Confession v 2.0
No one said I had to. Not my spiritual director, or my parish priest. Not my mother or father or friends. Not my UU minister or my husband.
But God did. God planted the idea of confession inside me and let it sit in the dry soil of my heart until baptism must have watered it enough to grow.
This time it wasn't as scary. I had my list scratched out in a little notebook (an oddly whimsical one I bought for the first confession last summer.) My biggest fear was that I didn't have enough stuff to confess. I was concerned about whether I was diligent enough in my preparation.
The smell of old incense hung in the air of the Lady Chapel. The chairs squeaked as I knelt to pray.
"Open my heart, oh Lord. Let me be fearless and humble. Let me be truthful and complete. Create in me a clean heart, oh Lord."
We used the Anglican version of the prayerbook, which is unabashedly traditional in it's language. "Forgive me Father, for I have sinned." I hadn't noticed before that the Episcopal Book of Common Prayer leaves 'Father' out. With apologies to all the women priests out there, I must confess that I like saying that line. "Father" in this case, means both my confessor, and God. If I ever confess to a woman, I might have to say "Forgive me, mother and Father..."
I had a harder time identifying sins this time around. It is a subtle thing, teasing apart what is sin versus temptation. And when does temptation give way to sin? There were a few things I was certain of, mostly because I got a sick little feeling inside when I thought of them. But some were subtle, so at the end of the confession, Fr. P spoke about how to understand what a sin actually is. The questions he asked while I confessed also offered clues for next time.
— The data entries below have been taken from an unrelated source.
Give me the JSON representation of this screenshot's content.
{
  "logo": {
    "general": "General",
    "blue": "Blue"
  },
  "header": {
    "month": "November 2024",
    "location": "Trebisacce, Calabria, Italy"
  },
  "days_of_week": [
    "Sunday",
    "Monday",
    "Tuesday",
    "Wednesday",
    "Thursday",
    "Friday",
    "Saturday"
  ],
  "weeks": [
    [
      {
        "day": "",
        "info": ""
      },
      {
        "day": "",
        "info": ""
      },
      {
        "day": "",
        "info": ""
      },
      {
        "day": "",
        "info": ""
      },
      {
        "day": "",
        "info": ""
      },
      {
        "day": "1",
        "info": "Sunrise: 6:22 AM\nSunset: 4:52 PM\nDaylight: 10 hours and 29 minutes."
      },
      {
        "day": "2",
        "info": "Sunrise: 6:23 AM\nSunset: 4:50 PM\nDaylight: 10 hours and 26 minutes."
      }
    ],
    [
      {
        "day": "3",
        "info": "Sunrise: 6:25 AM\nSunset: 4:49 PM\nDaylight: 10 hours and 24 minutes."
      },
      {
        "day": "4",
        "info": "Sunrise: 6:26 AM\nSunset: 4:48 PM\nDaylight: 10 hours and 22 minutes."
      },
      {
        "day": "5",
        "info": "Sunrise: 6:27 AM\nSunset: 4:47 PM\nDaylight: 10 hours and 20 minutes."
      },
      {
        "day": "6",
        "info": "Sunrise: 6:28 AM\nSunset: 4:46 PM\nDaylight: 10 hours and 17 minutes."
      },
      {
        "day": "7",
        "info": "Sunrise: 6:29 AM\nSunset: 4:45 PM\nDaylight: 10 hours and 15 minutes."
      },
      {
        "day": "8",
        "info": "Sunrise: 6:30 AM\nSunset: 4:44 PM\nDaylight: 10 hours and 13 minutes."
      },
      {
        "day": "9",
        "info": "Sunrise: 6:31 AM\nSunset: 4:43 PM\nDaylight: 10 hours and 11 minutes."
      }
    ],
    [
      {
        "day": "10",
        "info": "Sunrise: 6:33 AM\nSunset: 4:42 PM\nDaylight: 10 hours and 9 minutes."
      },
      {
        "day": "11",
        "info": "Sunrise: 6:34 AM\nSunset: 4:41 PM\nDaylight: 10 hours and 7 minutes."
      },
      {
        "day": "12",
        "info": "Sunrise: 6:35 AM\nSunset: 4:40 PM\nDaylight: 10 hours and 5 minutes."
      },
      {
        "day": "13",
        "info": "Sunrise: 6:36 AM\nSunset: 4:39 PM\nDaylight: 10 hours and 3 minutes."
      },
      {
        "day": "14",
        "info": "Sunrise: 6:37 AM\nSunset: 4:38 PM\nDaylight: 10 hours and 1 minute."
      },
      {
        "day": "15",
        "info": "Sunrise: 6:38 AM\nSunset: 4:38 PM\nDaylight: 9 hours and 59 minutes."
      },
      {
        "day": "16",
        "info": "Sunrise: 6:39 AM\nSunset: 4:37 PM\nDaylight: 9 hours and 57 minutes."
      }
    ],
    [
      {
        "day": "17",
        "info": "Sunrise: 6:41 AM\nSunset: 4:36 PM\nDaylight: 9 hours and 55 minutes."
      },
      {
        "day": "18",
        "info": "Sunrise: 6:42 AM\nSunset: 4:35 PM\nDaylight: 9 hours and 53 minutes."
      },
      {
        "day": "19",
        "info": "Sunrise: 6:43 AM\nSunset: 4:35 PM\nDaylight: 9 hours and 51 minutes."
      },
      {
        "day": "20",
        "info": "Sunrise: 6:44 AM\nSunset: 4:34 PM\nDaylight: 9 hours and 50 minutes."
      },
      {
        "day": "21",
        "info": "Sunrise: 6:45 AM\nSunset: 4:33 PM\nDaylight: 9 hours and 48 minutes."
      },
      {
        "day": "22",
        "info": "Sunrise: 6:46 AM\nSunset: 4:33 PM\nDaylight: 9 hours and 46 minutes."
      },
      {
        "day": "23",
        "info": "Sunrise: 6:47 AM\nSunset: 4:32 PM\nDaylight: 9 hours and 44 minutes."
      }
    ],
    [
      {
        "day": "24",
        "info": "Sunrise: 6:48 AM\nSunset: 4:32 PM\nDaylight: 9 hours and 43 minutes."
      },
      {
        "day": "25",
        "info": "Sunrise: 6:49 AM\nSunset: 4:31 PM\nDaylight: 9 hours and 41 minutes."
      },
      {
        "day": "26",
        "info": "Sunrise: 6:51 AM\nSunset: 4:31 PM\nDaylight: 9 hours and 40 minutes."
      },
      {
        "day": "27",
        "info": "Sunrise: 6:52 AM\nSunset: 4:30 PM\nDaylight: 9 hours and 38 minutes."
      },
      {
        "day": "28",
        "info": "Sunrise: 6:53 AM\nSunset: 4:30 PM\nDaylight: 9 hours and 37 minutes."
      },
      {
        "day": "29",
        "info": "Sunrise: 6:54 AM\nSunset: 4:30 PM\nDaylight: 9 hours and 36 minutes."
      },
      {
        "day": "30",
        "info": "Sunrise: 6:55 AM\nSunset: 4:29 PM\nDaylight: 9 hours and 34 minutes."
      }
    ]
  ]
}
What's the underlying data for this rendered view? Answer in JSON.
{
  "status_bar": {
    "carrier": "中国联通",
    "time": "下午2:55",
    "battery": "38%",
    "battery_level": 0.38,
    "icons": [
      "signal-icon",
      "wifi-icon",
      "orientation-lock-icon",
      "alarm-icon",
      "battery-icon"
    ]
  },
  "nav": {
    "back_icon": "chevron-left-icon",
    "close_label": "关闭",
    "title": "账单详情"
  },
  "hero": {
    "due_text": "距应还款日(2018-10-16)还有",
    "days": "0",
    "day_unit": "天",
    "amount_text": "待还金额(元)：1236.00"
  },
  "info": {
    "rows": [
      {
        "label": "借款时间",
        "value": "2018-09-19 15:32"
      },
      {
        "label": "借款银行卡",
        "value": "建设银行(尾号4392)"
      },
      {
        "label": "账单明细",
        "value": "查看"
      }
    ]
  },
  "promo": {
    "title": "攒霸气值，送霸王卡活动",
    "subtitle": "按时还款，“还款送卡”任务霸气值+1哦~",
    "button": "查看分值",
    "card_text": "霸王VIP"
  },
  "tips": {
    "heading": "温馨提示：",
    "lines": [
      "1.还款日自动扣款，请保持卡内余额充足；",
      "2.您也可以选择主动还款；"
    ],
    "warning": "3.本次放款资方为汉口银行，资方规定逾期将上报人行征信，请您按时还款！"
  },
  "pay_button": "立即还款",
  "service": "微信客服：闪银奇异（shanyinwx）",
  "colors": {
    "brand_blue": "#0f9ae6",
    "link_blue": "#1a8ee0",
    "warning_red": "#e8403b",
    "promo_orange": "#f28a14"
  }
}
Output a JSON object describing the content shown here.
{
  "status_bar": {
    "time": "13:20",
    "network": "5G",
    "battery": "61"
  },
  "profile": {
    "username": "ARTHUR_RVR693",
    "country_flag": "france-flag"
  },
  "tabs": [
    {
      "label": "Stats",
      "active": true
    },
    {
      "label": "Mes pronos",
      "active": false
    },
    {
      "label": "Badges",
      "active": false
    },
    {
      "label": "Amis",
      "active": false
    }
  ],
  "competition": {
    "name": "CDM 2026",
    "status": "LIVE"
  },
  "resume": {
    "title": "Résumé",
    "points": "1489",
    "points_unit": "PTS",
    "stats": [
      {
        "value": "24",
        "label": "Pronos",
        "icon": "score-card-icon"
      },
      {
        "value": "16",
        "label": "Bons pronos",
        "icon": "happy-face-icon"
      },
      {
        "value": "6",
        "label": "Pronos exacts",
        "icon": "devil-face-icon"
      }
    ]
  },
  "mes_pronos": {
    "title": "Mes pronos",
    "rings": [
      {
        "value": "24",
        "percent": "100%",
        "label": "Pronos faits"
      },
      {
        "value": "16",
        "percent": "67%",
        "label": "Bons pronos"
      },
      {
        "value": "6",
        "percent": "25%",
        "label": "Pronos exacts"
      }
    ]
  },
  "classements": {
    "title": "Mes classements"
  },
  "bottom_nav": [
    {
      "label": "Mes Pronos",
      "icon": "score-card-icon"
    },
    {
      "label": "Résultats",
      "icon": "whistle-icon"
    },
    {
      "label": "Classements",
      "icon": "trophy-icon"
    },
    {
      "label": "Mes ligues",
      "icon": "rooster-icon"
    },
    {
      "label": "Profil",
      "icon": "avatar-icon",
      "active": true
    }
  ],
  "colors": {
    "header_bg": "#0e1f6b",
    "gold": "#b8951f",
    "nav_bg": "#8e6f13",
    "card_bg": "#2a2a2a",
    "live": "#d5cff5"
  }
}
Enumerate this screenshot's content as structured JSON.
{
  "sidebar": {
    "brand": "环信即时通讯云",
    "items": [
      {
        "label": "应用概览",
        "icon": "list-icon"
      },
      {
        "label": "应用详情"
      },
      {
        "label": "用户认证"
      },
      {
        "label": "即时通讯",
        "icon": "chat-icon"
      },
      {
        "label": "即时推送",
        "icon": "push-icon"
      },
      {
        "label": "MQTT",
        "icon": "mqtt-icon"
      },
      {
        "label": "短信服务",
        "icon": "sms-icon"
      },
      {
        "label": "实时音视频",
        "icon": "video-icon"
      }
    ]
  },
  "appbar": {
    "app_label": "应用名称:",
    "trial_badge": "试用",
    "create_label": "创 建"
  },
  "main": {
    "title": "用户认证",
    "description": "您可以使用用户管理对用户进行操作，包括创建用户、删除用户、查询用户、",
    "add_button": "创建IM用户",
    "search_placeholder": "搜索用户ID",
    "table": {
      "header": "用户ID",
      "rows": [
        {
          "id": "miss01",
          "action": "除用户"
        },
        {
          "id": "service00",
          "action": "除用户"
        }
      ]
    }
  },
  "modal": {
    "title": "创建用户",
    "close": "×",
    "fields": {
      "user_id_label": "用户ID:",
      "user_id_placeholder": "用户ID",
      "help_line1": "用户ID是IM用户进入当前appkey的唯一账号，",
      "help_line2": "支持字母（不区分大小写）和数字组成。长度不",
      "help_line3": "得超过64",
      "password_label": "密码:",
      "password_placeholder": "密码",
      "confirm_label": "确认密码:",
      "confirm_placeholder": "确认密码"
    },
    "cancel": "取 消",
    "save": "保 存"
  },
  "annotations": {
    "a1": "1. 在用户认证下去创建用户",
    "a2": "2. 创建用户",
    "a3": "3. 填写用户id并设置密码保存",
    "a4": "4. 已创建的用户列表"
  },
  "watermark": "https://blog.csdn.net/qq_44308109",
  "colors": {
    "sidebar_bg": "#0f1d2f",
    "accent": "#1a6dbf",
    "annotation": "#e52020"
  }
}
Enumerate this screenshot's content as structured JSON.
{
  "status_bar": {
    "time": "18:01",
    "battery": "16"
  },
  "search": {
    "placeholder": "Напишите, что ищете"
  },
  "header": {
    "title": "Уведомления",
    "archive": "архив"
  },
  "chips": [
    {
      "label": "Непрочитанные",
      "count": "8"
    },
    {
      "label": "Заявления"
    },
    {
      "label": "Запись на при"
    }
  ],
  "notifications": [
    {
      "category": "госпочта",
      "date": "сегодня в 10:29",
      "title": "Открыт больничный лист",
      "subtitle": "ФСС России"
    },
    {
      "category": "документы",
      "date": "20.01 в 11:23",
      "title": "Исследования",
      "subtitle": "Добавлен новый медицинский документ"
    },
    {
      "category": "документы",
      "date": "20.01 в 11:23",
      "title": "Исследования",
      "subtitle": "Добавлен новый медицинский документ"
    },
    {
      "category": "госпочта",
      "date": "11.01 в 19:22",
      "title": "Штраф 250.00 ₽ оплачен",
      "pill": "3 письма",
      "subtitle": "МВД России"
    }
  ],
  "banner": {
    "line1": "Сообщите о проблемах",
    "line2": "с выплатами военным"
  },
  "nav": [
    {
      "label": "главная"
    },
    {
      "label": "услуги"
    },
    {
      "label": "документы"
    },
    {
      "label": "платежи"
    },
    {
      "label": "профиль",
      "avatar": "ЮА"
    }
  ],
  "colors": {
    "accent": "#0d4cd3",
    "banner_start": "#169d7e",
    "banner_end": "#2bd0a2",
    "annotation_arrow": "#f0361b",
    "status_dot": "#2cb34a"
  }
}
It is not surprising, I suppose, that the motherload of my sins have to do with the way I treat my husband and children. In the future, whenever I commit the sin of spiritual pride, I need only reflect on breakfast this morning, or getting ready for church last week, to be quickly brought back to my senses. Now that I have gone to confession a couple of times, my husband jokes when I act badly: "Better write that one down for the next confession!" Brat.
We used a different confessional box than last time, but the step was just as hard on my knees. I could barely walk afterwards. This time there was a crucifix attached right to the screen separating me from Fr. P. As my pain geared up, I leaned my head against the wood and reached up to touch the figure of Christ. It is like that in life, too, isn't it? That in the midst of pain, we reach for him who holds all of our pain within Himself.
So it was that a couple of days before the beginning of Advent, I spoke my sins. I felt safe. And was relieved when Fr. P pronounced it a humble offering. In the years or decades to come, he said, you may come to understand the nature of sin more clearly.
After absolution, I went back to the pews to say a psalm of thanksgiving. Then I left the church and walked down the street towards my car a few blocks away, weeping for joy.